Blue-light cameras get mixed reviews on deterring crime
By FRANK MAIN Staff Reporterfirstname.lastname@example.org September 19, 2011 2:34AM
5-22-08 CLOSEUP OF BLUE LIGHT CAMERA. IN NEIGHBORHOOD. Amy Shilts lives in the apartment Angel Ramirez was murdered in front of . A bullet went through her window. She maintains the shrine to Angel. She is a cocert pianist and is moving out of the neighborhood. Loaction is 2854 W. 21st street in Pilsen. sun-times photo by al podgorski
Updated: November 30, 2011 12:17AM
Chicago’s blue-light cameras have become a fixture in high-crime neighborhoods since they were first installed in 2001, but do they really deter crime and help prosecutors convict criminals?
A study being released Monday gives the surveillance cameras a mixed review, saying they appear to have prevented crime in one neighborhood but not in another — and that the video quality is usually poor and rarely leads to a conviction on its own.
The Urban Institute focused on Chicago Police Department cameras in sections of Humboldt Park and West Garfield Park. Crime there was compared with crime in similar areas without the cameras.
The study found crime decreased more than 12 percent — or 38 fewer crimes per month — in the Humboldt Park study area from 2001 to 2006. The researchers found crime didn’t appear to migrate from the study area into the surrounding neighborhood.
Over the same period, though, crime didn’t fall at all in the West Garfield Park area.
One theory for the disparity: There were 53 cameras per square mile in the Humboldt Park area versus 36 per square mile in the West Garfield Park area.
“The difference in camera saturation could have an impact on the degree to which cameras are able to catch crimes in progress and thus officers to intervene, make arrests and deter other potential offenders,” the study said.
Still, researchers said the cameras were worth their cost. The city spent $6.8 million to install and operate them. But for every dollar spent, the societal benefit was $4, according to the Washington-based Urban Institute, whose study also looked at cameras in Washington and Baltimore.
The study said there are about 2,000 blue-light cameras across Chicago, part of a network of 8,000 cameras tied into the city’s emergency system.
Beyond their deterrence value, the study looked at how valuable the blue-light cameras are to police and prosecutors when they take a case to court.
“Both investigators and prosecutors lamented the fact that the video quality is often poor,” the study said.
Officers have made more than 5,000 camera-related arrests since 2006, said Lt. Maureen Biggane, a Chicago Police spokeswoman. But prosecutors said other evidence is normally needed to win a conviction.
Sally Daly, a spokeswoman for Cook County State’s Attorney Anita Alvarez, said footage from the surveillance cameras is regularly reviewed in criminal investigations. “When it comes to blue light cams, they almost never capture the crimes that we review,” Daly said. “No one I spoke to here can recall a case where we utilized these cameras to gain a conviction.”
But they are helpful in corroborating or sometimes disproving a defendant’s or witness’ version of the details of a crime, Daly noted.
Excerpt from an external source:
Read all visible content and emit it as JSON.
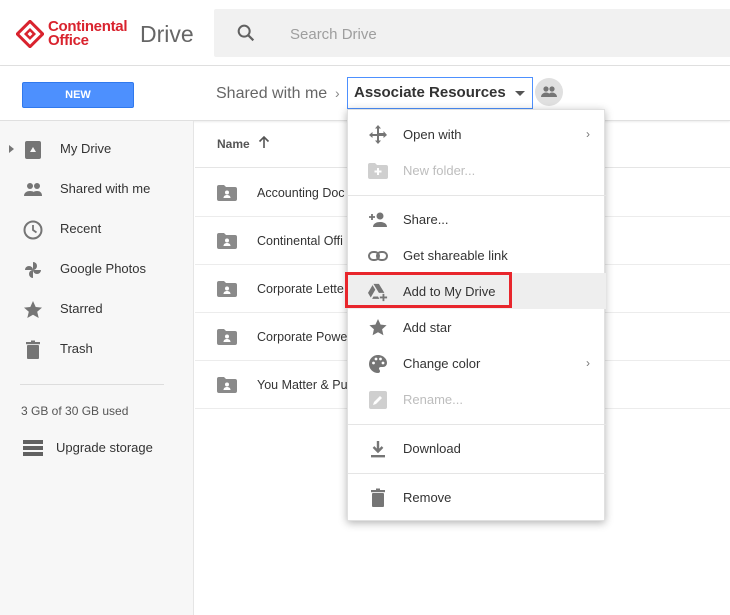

For example, a defendant might say a car was traveling in one direction and the video shows it was going the other way.
The study didn’t make any conclusions about whether more cameras are needed or whether they need to be redistributed. It suggested giving the public more input in decisions involving blue-light cameras, as well as more training for police and prosecutors in using the videos as evidence.
Since 2006, the department has installed better, lower-cost cameras, Biggane said. Also, 911 dispatchers now have real-time access to video of crime scenes when they are within 100 feet of a blue-light camera, she said.
“We are currently reviewing the effectiveness of a recent initiative in the 11th district involving a high concentration of POD cameras on one specific beat,” Biggane added.